Update 4:06 ET: Dropbox says this was a mistake. "We recently announced a new desktop app experience that is now available in Early Access. Due to an error, some users were exposed to the new app for a short while accidentally. The problem has been solved even though it may be one short storage for some users to see resolution. We apologize for any inconvenience this has caused. "
Initial post: Hello Dropbox users, how has Dropbox been to you lately? Big changes come to the Dropbox desktop app. The company announced its "New Desktop Experience" in June, and earlier it was opt-in. Recently, however, several users on Twitter and on the Ars Orbiting HQ have reported being "upgraded" to this radically different version of Dropbox.
This new version of Dropbox will be … a file manager? Instead of the minimal sync application, the Dropbox icon now opens a large, multi-panel, blue and white window that displays all of your Dropbox files. It looks like Slack, if Slack was a file manager. You can now "star" folders so important that they pop up in the left panel (again, like a slack chat room). The middle panel displays the Dropbox files, and the right panel displays a preview of comments and sharing options.

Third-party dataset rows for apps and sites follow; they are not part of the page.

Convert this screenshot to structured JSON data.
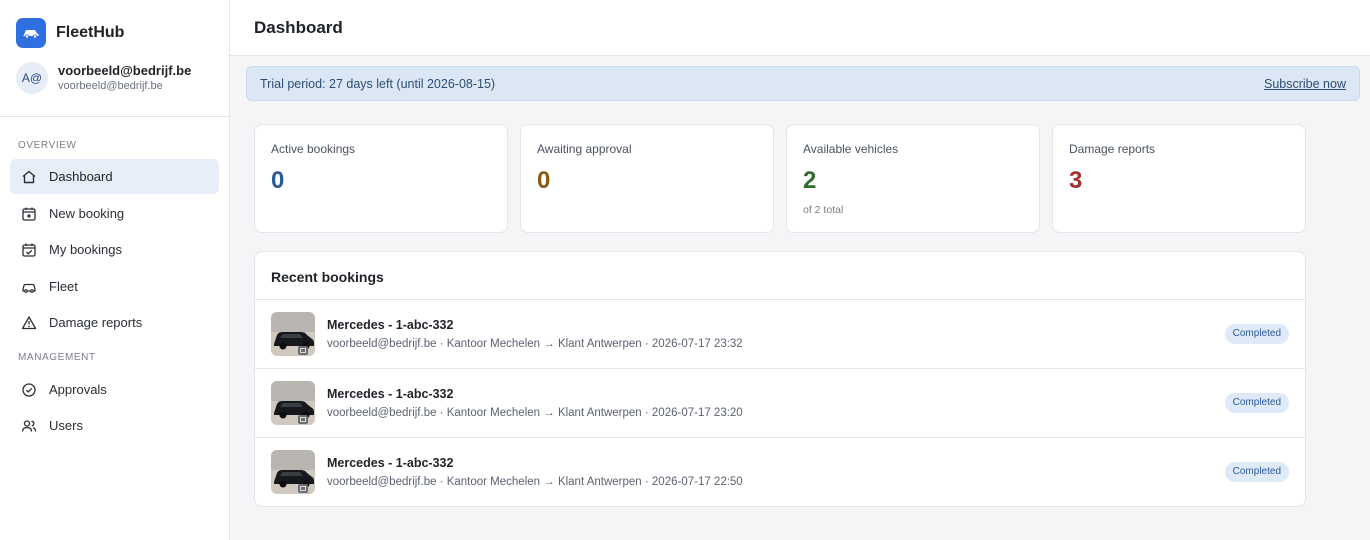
{
  "brand": {
    "name": "FleetHub",
    "logo_icon": "car-icon",
    "accent": "#2f6fe0"
  },
  "user": {
    "initials": "A@",
    "name": "voorbeeld@bedrijf.be",
    "email": "voorbeeld@bedrijf.be"
  },
  "sidebar": {
    "sections": [
      {
        "label": "OVERVIEW",
        "items": [
          {
            "label": "Dashboard",
            "icon": "home-icon",
            "active": true
          },
          {
            "label": "New booking",
            "icon": "calendar-plus-icon"
          },
          {
            "label": "My bookings",
            "icon": "calendar-check-icon"
          },
          {
            "label": "Fleet",
            "icon": "car-icon"
          },
          {
            "label": "Damage reports",
            "icon": "warning-icon"
          }
        ]
      },
      {
        "label": "MANAGEMENT",
        "items": [
          {
            "label": "Approvals",
            "icon": "check-circle-icon"
          },
          {
            "label": "Users",
            "icon": "users-icon"
          }
        ]
      }
    ]
  },
  "header": {
    "title": "Dashboard"
  },
  "trial": {
    "text": "Trial period: 27 days left (until 2026-08-15)",
    "link": "Subscribe now"
  },
  "stats": [
    {
      "label": "Active bookings",
      "value": "0",
      "color": "#2b5a99"
    },
    {
      "label": "Awaiting approval",
      "value": "0",
      "color": "#8a5a12"
    },
    {
      "label": "Available vehicles",
      "value": "2",
      "sub": "of 2 total",
      "color": "#2f6b2a"
    },
    {
      "label": "Damage reports",
      "value": "3",
      "color": "#a3302f"
    }
  ],
  "recent": {
    "title": "Recent bookings",
    "rows": [
      {
        "title": "Mercedes - 1-abc-332",
        "meta": "voorbeeld@bedrijf.be · Kantoor Mechelen → Klant Antwerpen · 2026-07-17 23:32",
        "status": "Completed"
      },
      {
        "title": "Mercedes - 1-abc-332",
        "meta": "voorbeeld@bedrijf.be · Kantoor Mechelen → Klant Antwerpen · 2026-07-17 23:20",
        "status": "Completed"
      },
      {
        "title": "Mercedes - 1-abc-332",
        "meta": "voorbeeld@bedrijf.be · Kantoor Mechelen → Klant Antwerpen · 2026-07-17 22:50",
        "status": "Completed"
      }
    ]
  }
}
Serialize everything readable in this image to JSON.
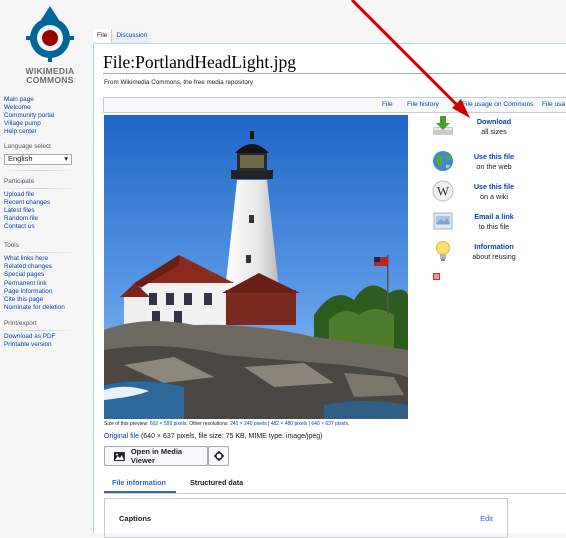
{
  "logo": {
    "line1": "WIKIMEDIA",
    "line2": "COMMONS"
  },
  "sidebar": {
    "nav": [
      "Main page",
      "Welcome",
      "Community portal",
      "Village pump",
      "Help center"
    ],
    "language_heading": "Language select",
    "language_value": "English",
    "participate_heading": "Participate",
    "participate": [
      "Upload file",
      "Recent changes",
      "Latest files",
      "Random file",
      "Contact us"
    ],
    "tools_heading": "Tools",
    "tools": [
      "What links here",
      "Related changes",
      "Special pages",
      "Permanent link",
      "Page information",
      "Cite this page",
      "Nominate for deletion"
    ],
    "print_heading": "Print/export",
    "print": [
      "Download as PDF",
      "Printable version"
    ]
  },
  "tabs": {
    "file": "File",
    "discussion": "Discussion"
  },
  "page": {
    "title": "File:PortlandHeadLight.jpg",
    "subtitle": "From Wikimedia Commons, the free media repository"
  },
  "toc": {
    "file": "File",
    "history": "File history",
    "usage_commons": "File usage on Commons",
    "usage_other": "File usa"
  },
  "actions": [
    {
      "title": "Download",
      "sub": "all sizes",
      "icon": "download-icon"
    },
    {
      "title": "Use this file",
      "sub": "on the web",
      "icon": "globe-icon"
    },
    {
      "title": "Use this file",
      "sub": "on a wiki",
      "icon": "wikipedia-w-icon"
    },
    {
      "title": "Email a link",
      "sub": "to this file",
      "icon": "email-icon"
    },
    {
      "title": "Information",
      "sub": "about reusing",
      "icon": "lightbulb-icon"
    }
  ],
  "preview": {
    "size_label": "Size of this preview:",
    "size_value": "602 × 599 pixels",
    "other_label": ". Other resolutions:",
    "res1": "241 × 240 pixels",
    "res2": "482 × 480 pixels",
    "res3": "640 × 637 pixels",
    "sep": " | ",
    "end": "."
  },
  "original": {
    "link": "Original file",
    "details": " (640 × 637 pixels, file size: 75 KB, MIME type: image/jpeg)"
  },
  "buttons": {
    "media_viewer": "Open in Media Viewer"
  },
  "info_tabs": {
    "file_information": "File information",
    "structured_data": "Structured data"
  },
  "captions": {
    "label": "Captions",
    "edit": "Edit"
  },
  "colors": {
    "link": "#0645ad",
    "accent": "#3366cc",
    "annotation_arrow": "#cc0000"
  }
}
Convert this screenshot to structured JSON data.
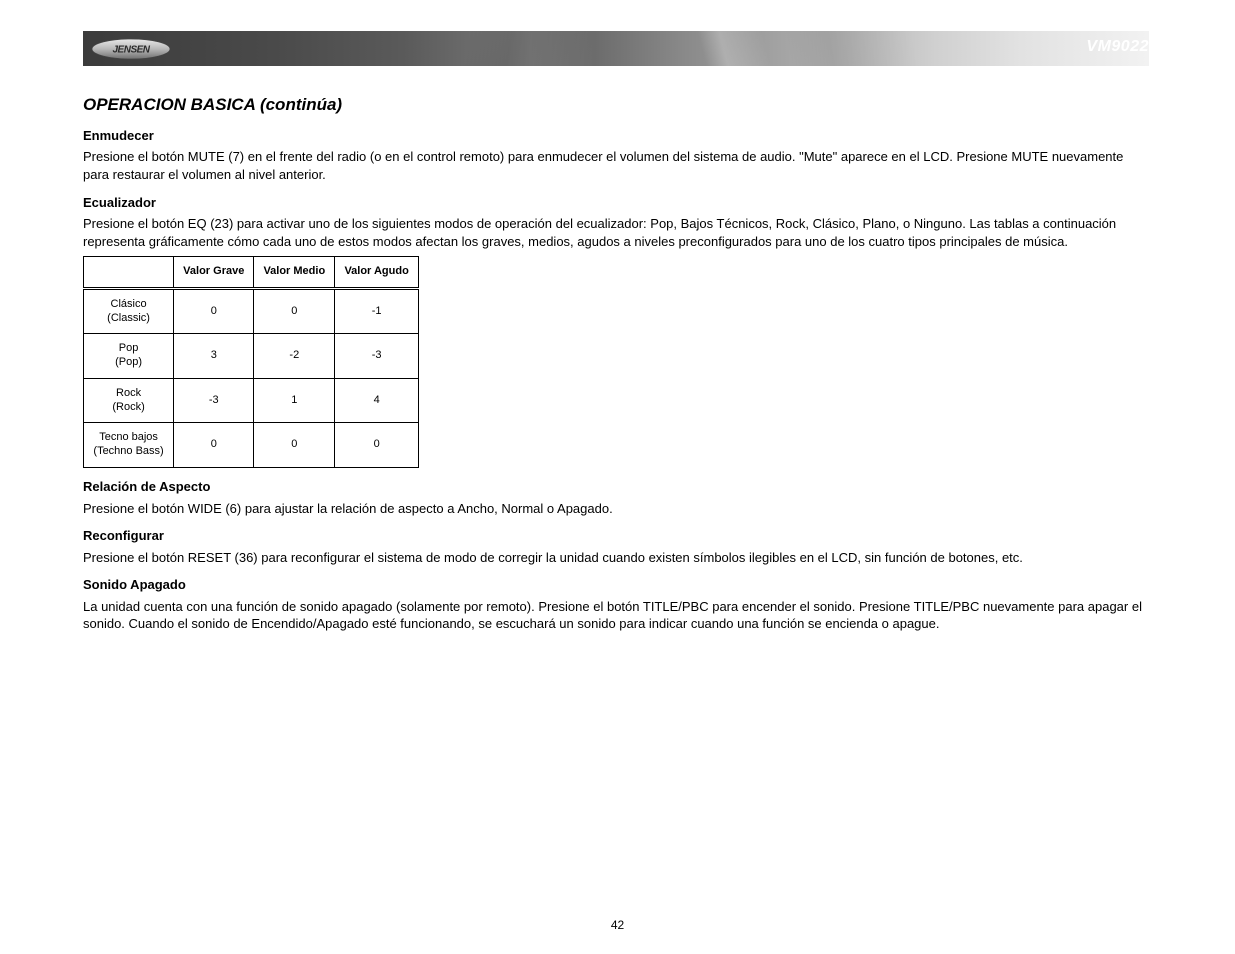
{
  "header": {
    "brand": "JENSEN",
    "model": "VM9022"
  },
  "section": {
    "title": "OPERACION BASICA (continúa)",
    "mute_title": "Enmudecer",
    "mute_text": "Presione el botón MUTE (7) en el frente del radio (o en el control remoto) para enmudecer el volumen del sistema de audio. \"Mute\" aparece en el LCD. Presione MUTE nuevamente para restaurar el volumen al nivel anterior.",
    "eq_title": "Ecualizador",
    "eq_text": "Presione el botón EQ (23) para activar uno de los siguientes modos de operación del ecualizador: Pop, Bajos Técnicos, Rock, Clásico, Plano, o Ninguno. Las tablas a continuación representa gráficamente cómo cada uno de estos modos afectan los graves, medios, agudos a niveles preconfigurados para uno de los cuatro tipos principales de música.",
    "aspect_title": "Relación de Aspecto",
    "aspect_text": "Presione el botón WIDE (6) para ajustar la relación de aspecto a Ancho, Normal o Apagado.",
    "reset_title": "Reconfigurar",
    "reset_text": "Presione el botón RESET (36) para reconfigurar el sistema de modo de corregir la unidad cuando existen símbolos ilegibles en el LCD, sin función de botones, etc.",
    "sound_off_title": "Sonido Apagado",
    "sound_off_text": "La unidad cuenta con una función de sonido apagado (solamente por remoto). Presione el botón TITLE/PBC para encender el sonido. Presione TITLE/PBC nuevamente para apagar el sonido. Cuando el sonido de Encendido/Apagado esté funcionando, se escuchará un sonido para indicar cuando una función se encienda o apague."
  },
  "eq_table": {
    "headers": [
      "",
      "Valor Grave",
      "Valor Medio",
      "Valor Agudo"
    ],
    "rows": [
      {
        "label": "Clásico",
        "sub": "(Classic)",
        "bass": "0",
        "mid": "0",
        "treble": "-1"
      },
      {
        "label": "Pop",
        "sub": "(Pop)",
        "bass": "3",
        "mid": "-2",
        "treble": "-3"
      },
      {
        "label": "Rock",
        "sub": "(Rock)",
        "bass": "-3",
        "mid": "1",
        "treble": "4"
      },
      {
        "label": "Tecno bajos",
        "sub": "(Techno Bass)",
        "bass": "0",
        "mid": "0",
        "treble": "0"
      }
    ]
  },
  "page_number": "42"
}
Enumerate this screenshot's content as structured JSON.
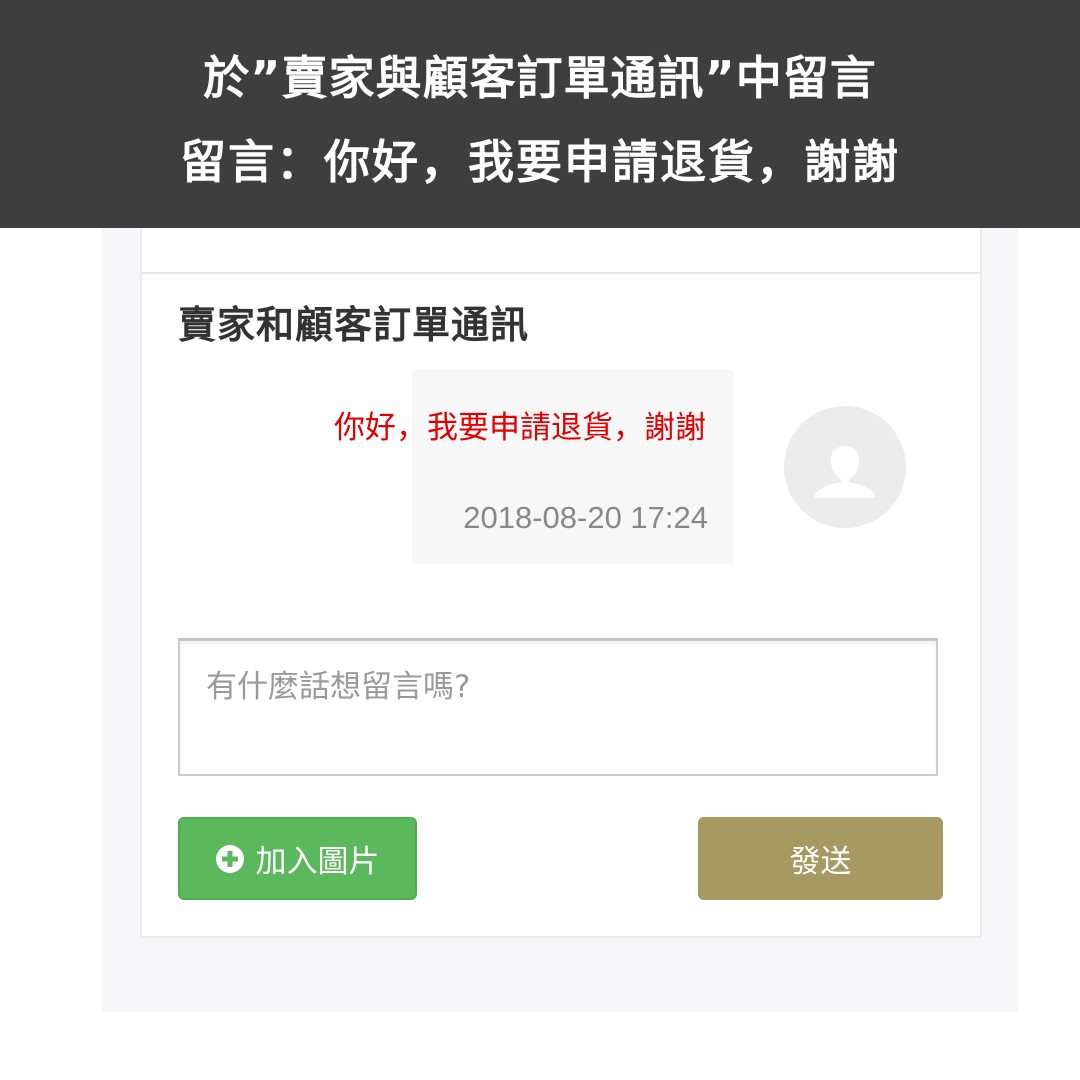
{
  "banner": {
    "line1": "於”賣家與顧客訂單通訊”中留言",
    "line2": "留言：你好，我要申請退貨，謝謝"
  },
  "section": {
    "title": "賣家和顧客訂單通訊"
  },
  "message": {
    "text": "你好，我要申請退貨，謝謝",
    "timestamp": "2018-08-20 17:24",
    "avatar_icon": "user-silhouette-icon"
  },
  "compose": {
    "placeholder": "有什麼話想留言嗎?",
    "add_image_label": "加入圖片",
    "add_image_icon": "plus-circle-icon",
    "send_label": "發送"
  },
  "colors": {
    "banner_bg": "#3e3e3e",
    "message_text": "#e30000",
    "add_button": "#5cb85c",
    "send_button": "#a69a62"
  }
}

You can search for files, sort by name or date, and do all the usual file operations like cut, copy and paste. It's a file manager.
Much of the Dropbox's appeal is (was?) That it's a dead single product: it's a cloud folder! Put things in the folder and it seamlessly backs up and syncs with all your other computers. Part of using Dropbox means installing the sync app to your computer, and to keep everything fresh and up-to-date, Dropbox has the ability to set this app from time to time. By using this mechanism to make a larger, more inflated, completely different version of the Dropbox app on people's computers, … seems wrong, especially without any notice. Updates are one thing, but many  users (your author is included) feel that there was a lack of consent here.
Dropbox's direction and attitude has been clear for a while now:
They don't see this as my computer.
It's their computer, and they do what they need to increase any initiative or growth goal they're trying to maximize this month.
I'm just together for the trip.
– Marco Arment (@marcoarment) July 17, 2019
Nobody wants a file manager from Dropbox. Whether you're a Windows, Mac, or Linux user, all our computers come with file handlers and they work fine. The Dropbox app already adds Dropbox-specific features such as sharing to the stock file manager, and having a separate, different file manager for a single folder on your computer makes no sense.
This new update implements various weird or workflow break changes depending on which OS you are on. In Windows, double-clicking the tray icon no longer opens your Dropbox folder, and instead opens the Dropbox file manager. At macOS, Dropbox now likes to repeat a Dropbox dock icon. You can remove it, but it will reappear every time you restart your computer. Dropbox support says it is not possible to turn off this dock icon. On Linux, well, Dropbox doesn't care enough about Linux to send the file manager over. Lucky penguins.
By default, your way to start Dropbox will now open the Dropbox file manager instead of the Finder on a Mac or Explorer on Windows. However, you can change this. Just open the Dropbox preferences, and in the "General" tab you'll see an "Open folders in" option. If you have been upgraded to "New Dropbox Experience", this will say "Dropbox", just change it to "Explorer" or "Finder", and Dropbox will be a bit more normal.
Dropbox has pushed a lot of disturbing changes in its user lately. Along with this new, new app experience, the company has recently added a device limit to its free usage class. You used to be able to connect unlimited devices to your free Dropbox account, but now "Basic" users are limited to three devices, including iOS and Android devices, which do not even sync files as the desktops do.
Dropbox was Rolig one of the network's best services for many years, and after much growth, the company held a stock exchange announcement last year. Since then, the shares have struggled over their IPO price, and it is clear that the company is becoming more aggressive in trying to convert users and get people to process Dropbox as more than "just a folder".